|No pain, no gain - the argument against a revenue-neutral congestion charge.
|Road-user charging is a political hot potato. It probably ranks alongside the introduction of the compulsory use of seat-belts and the wearing of helmets by motor cyclists, in its ability to raise the blood pressure of the motoring public. It has and will continue to generate, massive amounts of press coverage wherever the subject is raised. At issue is the degree to which a previously free-at-the-point-of-use service is now to be charged for, against the level of improvement that any such system may bring to the lives of motorists and the wider community.
The prospect of increasing the financial burden of the electorate in order to bring about a specific objective, other than the pure generation of revenue, is one which politicians treat with extreme caution. In a speech he gave in November this year, the UK's Secretary of State for Transport, Alistair Darling, admitted that this was 'difficult political territory' but that 'stark choices' had to be made. Yet a new report has urged the British government - and by implication, governments elsewhere - to do precisely that, arguing, in effect, that there is no gain without pain.
The report, by the Institute of Public Policy Research in London, suggests that far from achieving its objective, the government's preferred option of a revenue-neutral system of congestion charging will encourage car growth by nearly 7% and increase the volume of so-called greenhouse gases into the atmosphere by 5%. It goes on to argue that vehicle use accounts for a significant proportion of all carbon gases and is capable of negating the very real improvements being made elsewhere, towards the government's obligations under the 1997 Kyoto Protocol.
And this is despite European legislation which has, over the last few years, sought to drive down the volume of harmful gases pumped into the air by road transport. Air quality standards for benzene and carbon monoxide, proposed by the European Commission in 1999 proposed a 70% reduction in these gases over the following eleven years and were in addition to reductions already agreed. This has now been followed by proposals currently before the Commission for a change in focus which would see the size of particulates targeted by legislation reduced by 75%.
"To date, CO2 emissions from increases in road traffic, have been largely offset by improvements in vehicle efficiency," said Julie Foley, author of the report Putting the Brakes on Climate Change. "But in future, further fuel efficiency improvements are unlikely to keep pace with traffic growth. Our current system of motoring taxation means that motorists do not pay for the external costs their journey imposes on others, such as congestion and pollution."
Without further action designed to curb people's increasing dependence on private car use, research indicates that road transport's share of the total UK CO2 emissions, the greenhouse gas most closely identified with global warming, could rise to 29% by 2020 overtaking the domestic, industry and service sectors.
Although specifically aimed at the situation in England, there can be little doubt that many of the findings and recommendations of the report will find a resonance elsewhere in the developed world and, to a lesser extent, amongst the developing nations of Asia, Eastern Europe and South America, as car ownership increases exponentially.

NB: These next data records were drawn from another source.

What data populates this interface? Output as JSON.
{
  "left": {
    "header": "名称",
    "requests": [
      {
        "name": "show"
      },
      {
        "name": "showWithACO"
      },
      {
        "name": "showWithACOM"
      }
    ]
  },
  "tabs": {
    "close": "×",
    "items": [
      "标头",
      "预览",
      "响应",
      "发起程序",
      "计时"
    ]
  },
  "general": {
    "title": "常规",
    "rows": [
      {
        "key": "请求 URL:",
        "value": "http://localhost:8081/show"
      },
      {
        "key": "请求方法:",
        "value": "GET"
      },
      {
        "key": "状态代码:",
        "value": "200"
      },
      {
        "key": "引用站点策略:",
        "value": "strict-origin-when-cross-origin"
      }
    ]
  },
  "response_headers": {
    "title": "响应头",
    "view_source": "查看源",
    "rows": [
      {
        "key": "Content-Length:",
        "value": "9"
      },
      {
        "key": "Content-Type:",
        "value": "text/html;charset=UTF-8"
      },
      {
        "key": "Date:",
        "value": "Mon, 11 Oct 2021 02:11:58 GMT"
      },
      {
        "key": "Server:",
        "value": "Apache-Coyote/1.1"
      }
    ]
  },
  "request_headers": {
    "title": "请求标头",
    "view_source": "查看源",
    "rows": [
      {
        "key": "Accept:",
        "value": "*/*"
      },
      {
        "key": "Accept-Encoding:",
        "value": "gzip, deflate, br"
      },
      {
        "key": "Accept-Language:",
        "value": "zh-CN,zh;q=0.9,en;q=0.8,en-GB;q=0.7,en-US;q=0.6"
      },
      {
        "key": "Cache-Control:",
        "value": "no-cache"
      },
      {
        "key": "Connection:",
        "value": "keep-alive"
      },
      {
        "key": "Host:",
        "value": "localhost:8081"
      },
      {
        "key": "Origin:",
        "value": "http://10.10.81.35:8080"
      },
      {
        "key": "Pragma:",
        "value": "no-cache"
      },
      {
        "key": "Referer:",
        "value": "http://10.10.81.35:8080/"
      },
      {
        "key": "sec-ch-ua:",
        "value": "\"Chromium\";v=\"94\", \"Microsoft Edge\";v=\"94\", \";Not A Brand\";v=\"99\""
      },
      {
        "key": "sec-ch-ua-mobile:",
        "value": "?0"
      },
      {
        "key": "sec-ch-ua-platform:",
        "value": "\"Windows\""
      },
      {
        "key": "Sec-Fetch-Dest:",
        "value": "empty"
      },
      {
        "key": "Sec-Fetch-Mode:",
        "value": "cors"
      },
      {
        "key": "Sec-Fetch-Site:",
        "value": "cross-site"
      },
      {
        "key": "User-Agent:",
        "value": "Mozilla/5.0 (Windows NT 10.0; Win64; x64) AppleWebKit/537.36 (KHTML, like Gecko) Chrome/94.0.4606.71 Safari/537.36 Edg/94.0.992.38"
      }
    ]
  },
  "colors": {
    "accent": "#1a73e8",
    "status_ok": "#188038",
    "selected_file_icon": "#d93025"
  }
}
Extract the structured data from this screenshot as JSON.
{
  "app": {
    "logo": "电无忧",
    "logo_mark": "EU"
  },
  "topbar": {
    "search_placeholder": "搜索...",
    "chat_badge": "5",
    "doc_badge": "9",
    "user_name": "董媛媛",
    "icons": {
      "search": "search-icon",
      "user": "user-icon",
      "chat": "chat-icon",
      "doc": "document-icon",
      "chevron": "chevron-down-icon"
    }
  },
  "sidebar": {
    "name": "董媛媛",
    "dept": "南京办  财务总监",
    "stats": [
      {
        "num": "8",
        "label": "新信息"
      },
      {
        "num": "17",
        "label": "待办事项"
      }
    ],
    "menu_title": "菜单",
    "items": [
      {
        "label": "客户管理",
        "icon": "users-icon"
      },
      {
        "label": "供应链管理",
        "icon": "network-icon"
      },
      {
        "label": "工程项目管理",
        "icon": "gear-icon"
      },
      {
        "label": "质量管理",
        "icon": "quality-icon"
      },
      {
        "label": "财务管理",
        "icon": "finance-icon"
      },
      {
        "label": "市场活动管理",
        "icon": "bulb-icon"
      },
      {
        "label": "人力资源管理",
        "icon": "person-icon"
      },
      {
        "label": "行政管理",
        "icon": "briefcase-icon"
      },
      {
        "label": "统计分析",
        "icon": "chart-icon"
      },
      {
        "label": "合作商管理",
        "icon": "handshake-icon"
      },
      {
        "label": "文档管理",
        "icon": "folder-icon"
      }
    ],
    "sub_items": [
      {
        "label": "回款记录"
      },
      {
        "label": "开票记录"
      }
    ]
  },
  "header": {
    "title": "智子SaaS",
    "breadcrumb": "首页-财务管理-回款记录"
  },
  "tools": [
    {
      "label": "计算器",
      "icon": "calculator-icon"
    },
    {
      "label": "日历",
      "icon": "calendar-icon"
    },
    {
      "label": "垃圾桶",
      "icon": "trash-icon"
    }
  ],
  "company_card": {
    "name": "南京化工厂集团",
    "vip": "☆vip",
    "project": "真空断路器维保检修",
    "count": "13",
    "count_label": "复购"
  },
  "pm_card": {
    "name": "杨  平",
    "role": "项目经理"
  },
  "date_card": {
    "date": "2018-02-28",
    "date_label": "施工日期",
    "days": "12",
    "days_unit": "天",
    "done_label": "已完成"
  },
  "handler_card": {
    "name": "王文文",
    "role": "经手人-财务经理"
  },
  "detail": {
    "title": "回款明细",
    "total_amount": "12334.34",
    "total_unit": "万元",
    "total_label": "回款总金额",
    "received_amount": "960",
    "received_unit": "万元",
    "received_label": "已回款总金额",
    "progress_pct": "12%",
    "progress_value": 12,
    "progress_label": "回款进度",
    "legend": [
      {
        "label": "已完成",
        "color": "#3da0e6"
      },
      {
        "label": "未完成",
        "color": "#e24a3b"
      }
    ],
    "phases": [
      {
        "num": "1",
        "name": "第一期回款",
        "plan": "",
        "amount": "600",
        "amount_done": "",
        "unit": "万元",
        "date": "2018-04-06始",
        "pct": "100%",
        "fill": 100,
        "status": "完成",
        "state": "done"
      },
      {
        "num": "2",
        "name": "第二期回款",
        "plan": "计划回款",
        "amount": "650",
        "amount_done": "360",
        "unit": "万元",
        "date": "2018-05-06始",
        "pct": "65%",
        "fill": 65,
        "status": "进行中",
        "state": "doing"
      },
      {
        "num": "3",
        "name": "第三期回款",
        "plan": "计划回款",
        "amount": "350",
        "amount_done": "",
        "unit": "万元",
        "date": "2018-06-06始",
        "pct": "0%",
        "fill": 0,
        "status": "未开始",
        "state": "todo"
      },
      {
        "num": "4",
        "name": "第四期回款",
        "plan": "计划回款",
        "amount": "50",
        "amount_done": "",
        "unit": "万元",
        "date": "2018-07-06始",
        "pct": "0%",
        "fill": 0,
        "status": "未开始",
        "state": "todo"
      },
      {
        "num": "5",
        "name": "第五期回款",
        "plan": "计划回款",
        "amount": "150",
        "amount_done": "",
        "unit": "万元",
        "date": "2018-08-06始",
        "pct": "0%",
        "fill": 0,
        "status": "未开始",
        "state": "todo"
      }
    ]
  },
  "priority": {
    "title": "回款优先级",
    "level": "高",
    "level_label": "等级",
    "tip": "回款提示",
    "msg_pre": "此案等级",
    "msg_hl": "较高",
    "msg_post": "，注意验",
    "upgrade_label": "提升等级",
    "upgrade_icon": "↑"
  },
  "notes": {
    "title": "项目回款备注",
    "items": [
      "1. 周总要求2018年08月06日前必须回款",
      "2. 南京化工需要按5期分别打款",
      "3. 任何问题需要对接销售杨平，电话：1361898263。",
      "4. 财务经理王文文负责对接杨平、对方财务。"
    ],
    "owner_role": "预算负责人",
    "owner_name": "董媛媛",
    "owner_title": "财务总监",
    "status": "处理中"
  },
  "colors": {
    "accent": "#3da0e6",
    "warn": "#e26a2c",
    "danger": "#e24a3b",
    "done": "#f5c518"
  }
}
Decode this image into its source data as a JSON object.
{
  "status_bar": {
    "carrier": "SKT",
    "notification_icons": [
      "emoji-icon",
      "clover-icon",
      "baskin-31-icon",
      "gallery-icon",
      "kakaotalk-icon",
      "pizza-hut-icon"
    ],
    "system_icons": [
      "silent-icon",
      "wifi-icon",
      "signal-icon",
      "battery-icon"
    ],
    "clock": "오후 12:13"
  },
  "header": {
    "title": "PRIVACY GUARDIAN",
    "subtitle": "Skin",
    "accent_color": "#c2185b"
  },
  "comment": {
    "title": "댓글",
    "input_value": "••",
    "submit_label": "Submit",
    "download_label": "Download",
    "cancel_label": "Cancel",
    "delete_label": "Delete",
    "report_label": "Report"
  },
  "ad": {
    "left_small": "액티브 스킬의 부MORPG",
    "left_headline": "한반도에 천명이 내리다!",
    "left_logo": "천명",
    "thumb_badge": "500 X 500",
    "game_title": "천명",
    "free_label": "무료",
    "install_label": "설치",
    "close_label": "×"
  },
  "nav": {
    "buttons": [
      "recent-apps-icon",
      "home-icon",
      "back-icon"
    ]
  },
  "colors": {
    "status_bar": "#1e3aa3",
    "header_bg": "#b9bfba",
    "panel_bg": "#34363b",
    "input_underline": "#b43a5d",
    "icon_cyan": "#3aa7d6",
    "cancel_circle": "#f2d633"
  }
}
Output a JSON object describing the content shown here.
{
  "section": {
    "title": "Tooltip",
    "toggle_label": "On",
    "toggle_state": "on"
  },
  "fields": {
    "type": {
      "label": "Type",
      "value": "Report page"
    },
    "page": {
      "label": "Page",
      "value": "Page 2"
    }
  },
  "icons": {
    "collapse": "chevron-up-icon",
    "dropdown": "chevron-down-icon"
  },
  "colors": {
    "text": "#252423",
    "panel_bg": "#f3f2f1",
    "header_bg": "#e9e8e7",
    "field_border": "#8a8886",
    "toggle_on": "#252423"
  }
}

The problem could most effectively be dealt with, says the report, though the imposition of congestion charging, since it would target drivers using the roads during periods of high demand and require from them a higher premium, as compared to off-peak users. But the charge would need to be made in addition to existing levels of taxation since a revenue neutral charge could actually increase traffic levels and CO2 emissions by making the average costs of rural motoring even cheaper.
"Congestion charging should be one of the key policy measures taken forward in the Government's review of the Ten Year Plan for Transport in 2004." said Foley. "But given that fuel costs are expected to continue to fall, the results suggest that it does not appear to make sense to introduce congestion charging on a revenue neutral basis with offsetting fuel duty reductions."
Meanwhile, plans by the UK government to introduce a distance-based charging system for heavy goods vehicles in 2006 may need to be postponed because of the difficulties surrounding the European Commission draft Directive on tolling technology.
|For further information, contact:|
Julie Foley of the Institute of Public Policy Research, London, England. Tel: #44 20 7470 6118, E-mail: firstname.lastname@example.org